Web page and app entries:
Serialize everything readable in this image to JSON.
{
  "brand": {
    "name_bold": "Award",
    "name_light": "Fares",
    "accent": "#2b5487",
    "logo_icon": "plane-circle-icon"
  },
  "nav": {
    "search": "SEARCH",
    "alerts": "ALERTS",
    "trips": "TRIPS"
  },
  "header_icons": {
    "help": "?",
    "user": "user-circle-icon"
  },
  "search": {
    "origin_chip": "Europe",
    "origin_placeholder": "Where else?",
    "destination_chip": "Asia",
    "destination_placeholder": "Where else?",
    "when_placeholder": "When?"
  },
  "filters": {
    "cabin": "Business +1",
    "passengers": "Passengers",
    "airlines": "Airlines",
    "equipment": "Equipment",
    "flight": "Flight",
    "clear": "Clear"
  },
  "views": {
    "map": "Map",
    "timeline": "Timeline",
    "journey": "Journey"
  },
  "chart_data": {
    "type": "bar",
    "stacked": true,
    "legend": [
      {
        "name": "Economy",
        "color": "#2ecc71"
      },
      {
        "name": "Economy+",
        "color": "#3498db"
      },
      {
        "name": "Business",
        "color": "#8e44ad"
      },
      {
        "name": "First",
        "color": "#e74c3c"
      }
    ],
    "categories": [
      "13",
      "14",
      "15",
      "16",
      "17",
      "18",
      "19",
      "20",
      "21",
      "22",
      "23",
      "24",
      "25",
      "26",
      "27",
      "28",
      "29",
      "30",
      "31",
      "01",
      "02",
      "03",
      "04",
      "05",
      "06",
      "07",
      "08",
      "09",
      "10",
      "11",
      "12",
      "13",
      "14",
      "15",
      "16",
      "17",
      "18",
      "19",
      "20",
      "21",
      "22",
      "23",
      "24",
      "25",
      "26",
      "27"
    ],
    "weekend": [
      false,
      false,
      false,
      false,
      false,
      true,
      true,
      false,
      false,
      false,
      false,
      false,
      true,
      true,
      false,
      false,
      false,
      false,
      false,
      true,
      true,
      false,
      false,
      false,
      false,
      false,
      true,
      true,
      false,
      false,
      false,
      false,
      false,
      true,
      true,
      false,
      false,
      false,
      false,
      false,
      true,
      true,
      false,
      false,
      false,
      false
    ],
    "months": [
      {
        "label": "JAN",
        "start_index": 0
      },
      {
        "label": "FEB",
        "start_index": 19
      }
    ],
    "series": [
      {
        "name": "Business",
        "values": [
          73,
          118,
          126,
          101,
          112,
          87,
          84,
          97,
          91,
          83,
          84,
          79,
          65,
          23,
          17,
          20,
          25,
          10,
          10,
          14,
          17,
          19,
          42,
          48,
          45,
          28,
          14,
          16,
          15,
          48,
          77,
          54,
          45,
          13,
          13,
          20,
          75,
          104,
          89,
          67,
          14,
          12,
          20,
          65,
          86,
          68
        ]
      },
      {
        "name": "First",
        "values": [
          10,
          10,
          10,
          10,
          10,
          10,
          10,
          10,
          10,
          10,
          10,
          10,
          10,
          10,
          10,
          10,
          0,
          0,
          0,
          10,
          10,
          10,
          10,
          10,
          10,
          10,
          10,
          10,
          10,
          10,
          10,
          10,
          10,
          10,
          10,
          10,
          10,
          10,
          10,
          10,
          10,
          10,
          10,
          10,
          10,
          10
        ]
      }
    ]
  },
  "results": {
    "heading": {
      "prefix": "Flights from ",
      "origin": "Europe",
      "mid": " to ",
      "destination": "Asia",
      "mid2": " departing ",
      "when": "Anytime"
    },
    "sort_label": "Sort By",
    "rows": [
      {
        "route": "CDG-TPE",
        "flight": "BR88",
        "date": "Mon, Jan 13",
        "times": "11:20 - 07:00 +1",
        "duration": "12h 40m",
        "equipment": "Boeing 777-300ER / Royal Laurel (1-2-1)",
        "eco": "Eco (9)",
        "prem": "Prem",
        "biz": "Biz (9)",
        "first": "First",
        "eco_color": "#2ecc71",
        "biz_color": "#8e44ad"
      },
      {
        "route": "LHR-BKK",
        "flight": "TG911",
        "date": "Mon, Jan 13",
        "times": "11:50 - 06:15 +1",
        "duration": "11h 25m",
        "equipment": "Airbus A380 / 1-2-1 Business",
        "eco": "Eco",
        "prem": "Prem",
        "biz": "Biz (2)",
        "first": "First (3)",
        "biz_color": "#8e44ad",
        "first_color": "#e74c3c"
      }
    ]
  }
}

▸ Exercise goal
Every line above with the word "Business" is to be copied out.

▸ Result of the task
    "cabin": "Business +1",
        "name": "Business",
        "name": "Business",
        "equipment": "Airbus A380 / 1-2-1 Business",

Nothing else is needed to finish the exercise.